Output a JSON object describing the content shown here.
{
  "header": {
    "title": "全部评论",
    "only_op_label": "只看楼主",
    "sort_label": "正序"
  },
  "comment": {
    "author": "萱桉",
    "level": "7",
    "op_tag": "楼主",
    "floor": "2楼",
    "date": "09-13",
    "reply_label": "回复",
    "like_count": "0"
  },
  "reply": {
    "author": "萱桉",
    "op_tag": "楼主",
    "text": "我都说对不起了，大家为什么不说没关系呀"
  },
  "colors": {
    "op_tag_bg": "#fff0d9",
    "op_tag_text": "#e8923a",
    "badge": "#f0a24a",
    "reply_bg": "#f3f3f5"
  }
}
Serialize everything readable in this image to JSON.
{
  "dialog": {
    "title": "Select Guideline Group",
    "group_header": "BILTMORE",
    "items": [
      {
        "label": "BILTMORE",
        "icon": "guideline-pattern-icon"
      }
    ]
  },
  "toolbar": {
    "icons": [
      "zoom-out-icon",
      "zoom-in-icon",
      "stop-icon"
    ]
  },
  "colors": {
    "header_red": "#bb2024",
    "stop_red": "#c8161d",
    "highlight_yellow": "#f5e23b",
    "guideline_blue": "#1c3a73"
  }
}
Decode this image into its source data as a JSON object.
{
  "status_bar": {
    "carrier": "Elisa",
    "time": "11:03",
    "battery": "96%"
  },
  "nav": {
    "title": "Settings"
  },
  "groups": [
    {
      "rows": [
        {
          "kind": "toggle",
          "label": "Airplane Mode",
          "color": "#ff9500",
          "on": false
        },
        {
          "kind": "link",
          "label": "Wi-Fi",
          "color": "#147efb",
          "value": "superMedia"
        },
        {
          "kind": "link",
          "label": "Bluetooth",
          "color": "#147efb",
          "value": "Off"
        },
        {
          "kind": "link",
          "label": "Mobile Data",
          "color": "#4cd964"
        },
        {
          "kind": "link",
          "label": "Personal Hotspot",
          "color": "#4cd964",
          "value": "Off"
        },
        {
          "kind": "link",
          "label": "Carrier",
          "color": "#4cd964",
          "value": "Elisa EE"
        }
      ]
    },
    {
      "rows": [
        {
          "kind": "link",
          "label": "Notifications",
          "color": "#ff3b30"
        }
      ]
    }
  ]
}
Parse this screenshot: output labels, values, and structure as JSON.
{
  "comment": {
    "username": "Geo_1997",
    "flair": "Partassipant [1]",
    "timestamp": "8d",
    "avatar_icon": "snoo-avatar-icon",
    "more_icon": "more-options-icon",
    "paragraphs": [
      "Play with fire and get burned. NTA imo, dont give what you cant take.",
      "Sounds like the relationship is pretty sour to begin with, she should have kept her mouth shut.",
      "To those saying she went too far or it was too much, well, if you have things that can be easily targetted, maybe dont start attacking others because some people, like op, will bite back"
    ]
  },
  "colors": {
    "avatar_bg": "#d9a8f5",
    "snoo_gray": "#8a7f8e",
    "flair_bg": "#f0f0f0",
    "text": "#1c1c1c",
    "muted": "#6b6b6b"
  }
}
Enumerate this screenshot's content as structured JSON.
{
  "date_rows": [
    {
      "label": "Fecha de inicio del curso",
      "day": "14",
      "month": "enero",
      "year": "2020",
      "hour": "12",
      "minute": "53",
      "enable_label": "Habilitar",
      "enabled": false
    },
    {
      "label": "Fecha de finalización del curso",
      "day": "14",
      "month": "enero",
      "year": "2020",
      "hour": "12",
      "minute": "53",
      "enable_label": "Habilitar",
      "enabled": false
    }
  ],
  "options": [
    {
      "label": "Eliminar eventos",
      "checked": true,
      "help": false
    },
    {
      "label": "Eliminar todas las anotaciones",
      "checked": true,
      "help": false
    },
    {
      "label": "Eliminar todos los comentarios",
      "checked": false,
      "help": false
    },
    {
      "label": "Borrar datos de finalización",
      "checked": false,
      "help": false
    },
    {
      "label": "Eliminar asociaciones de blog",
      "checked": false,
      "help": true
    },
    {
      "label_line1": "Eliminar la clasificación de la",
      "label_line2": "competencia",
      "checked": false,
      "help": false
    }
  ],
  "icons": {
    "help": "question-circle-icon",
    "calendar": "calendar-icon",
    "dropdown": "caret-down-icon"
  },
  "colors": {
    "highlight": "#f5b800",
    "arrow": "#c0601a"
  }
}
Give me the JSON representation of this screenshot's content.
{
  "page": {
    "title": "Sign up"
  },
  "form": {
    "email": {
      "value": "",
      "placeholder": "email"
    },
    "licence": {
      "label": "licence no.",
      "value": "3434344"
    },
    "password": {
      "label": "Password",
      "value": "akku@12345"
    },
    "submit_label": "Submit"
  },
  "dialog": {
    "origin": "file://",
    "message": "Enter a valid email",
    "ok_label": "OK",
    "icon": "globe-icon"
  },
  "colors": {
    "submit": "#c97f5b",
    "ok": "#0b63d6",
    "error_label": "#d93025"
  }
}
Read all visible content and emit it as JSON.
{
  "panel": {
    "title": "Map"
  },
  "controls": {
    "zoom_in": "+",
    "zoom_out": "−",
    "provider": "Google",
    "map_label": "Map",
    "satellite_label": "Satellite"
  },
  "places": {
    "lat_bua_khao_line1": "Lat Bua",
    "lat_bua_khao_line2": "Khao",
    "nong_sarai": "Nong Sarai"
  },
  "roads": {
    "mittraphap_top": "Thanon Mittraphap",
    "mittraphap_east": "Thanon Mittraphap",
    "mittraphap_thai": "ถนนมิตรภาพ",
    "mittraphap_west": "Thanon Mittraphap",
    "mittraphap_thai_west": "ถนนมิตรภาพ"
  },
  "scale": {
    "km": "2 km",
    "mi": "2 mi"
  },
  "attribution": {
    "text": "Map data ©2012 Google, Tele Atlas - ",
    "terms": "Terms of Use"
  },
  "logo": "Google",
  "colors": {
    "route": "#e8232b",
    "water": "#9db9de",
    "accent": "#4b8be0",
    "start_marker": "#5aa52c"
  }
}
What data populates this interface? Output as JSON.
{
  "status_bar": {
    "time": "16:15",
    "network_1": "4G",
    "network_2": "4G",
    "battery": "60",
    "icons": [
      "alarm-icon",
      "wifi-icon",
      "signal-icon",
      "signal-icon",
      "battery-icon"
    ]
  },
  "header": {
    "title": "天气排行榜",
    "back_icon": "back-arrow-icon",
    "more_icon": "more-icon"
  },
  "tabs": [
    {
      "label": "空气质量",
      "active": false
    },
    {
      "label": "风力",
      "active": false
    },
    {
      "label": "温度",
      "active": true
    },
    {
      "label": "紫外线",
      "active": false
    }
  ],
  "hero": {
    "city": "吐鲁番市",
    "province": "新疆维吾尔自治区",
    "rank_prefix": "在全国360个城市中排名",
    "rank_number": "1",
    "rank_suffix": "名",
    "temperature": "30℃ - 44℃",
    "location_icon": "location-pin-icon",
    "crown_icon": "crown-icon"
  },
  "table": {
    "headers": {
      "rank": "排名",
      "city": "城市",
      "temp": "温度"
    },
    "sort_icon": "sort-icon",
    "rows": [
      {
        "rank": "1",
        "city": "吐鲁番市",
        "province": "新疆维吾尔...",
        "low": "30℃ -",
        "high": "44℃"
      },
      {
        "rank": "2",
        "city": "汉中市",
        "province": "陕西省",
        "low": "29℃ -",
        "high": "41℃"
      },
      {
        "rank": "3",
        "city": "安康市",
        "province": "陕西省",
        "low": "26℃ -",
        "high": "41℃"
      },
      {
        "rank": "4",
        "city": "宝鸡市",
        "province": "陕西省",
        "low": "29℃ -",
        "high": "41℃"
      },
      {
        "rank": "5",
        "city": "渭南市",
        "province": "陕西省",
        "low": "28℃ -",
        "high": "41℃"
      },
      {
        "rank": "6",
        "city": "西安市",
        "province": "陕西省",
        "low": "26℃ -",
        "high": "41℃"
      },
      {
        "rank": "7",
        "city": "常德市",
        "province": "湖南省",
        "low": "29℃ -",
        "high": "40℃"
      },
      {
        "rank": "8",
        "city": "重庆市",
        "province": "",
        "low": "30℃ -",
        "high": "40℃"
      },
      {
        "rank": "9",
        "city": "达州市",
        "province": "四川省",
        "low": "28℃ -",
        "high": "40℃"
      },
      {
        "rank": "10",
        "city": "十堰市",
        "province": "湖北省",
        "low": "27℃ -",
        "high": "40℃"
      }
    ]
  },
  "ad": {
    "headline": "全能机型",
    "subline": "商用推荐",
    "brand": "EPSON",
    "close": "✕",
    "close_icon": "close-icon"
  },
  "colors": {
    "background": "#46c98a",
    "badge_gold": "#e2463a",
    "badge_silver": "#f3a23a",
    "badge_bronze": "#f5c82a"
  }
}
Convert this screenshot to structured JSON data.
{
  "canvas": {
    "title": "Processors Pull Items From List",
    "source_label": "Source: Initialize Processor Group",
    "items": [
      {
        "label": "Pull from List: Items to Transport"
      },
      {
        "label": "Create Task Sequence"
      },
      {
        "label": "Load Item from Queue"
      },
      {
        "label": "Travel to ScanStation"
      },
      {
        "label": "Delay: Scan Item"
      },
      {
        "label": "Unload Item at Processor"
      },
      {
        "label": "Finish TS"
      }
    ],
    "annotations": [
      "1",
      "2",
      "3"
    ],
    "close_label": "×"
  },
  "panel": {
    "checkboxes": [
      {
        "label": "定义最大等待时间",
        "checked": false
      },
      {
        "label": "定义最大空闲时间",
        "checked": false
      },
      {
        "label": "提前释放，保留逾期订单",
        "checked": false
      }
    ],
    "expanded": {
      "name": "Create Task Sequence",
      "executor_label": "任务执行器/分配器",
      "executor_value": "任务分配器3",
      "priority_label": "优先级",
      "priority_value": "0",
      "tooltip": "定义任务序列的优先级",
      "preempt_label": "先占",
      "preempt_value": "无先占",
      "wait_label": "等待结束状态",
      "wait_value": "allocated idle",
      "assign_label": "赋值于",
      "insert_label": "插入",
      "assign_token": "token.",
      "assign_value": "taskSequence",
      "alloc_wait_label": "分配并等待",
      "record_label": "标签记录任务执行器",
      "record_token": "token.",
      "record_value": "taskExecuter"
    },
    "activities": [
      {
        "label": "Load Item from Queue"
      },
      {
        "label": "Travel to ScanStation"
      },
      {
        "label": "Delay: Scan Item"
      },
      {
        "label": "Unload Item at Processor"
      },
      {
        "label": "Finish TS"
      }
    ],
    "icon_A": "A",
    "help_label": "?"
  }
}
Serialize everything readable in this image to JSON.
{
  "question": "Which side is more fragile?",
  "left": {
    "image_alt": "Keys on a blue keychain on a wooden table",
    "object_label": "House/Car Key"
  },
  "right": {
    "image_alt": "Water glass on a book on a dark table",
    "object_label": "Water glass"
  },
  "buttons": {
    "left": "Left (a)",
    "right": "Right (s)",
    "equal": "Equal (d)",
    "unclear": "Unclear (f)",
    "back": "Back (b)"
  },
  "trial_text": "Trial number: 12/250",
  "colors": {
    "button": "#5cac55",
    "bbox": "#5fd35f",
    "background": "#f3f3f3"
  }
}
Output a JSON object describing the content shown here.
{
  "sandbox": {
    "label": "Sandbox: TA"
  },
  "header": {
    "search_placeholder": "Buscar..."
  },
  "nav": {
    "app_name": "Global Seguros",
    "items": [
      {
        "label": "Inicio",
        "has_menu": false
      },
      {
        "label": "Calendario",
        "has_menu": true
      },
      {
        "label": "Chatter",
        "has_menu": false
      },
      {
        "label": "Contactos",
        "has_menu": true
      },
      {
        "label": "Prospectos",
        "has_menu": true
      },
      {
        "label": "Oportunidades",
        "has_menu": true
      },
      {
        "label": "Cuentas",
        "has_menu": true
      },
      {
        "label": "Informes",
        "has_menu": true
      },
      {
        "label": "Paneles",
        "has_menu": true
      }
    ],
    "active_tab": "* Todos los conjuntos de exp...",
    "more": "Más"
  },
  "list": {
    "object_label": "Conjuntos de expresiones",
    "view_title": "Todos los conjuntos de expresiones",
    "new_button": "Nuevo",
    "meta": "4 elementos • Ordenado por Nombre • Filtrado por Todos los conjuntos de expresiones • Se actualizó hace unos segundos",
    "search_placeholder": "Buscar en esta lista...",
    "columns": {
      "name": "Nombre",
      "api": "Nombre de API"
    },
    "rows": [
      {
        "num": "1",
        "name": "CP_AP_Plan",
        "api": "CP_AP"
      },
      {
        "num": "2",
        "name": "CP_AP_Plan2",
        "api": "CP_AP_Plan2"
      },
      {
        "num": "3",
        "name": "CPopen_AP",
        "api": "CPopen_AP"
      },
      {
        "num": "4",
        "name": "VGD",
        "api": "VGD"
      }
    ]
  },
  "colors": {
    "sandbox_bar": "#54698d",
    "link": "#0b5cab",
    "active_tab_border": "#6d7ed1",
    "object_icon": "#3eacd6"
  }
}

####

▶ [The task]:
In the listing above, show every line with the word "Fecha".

▶ [Response area]:
      "label": "Fecha de inicio del curso",
      "label": "Fecha de finalización del curso",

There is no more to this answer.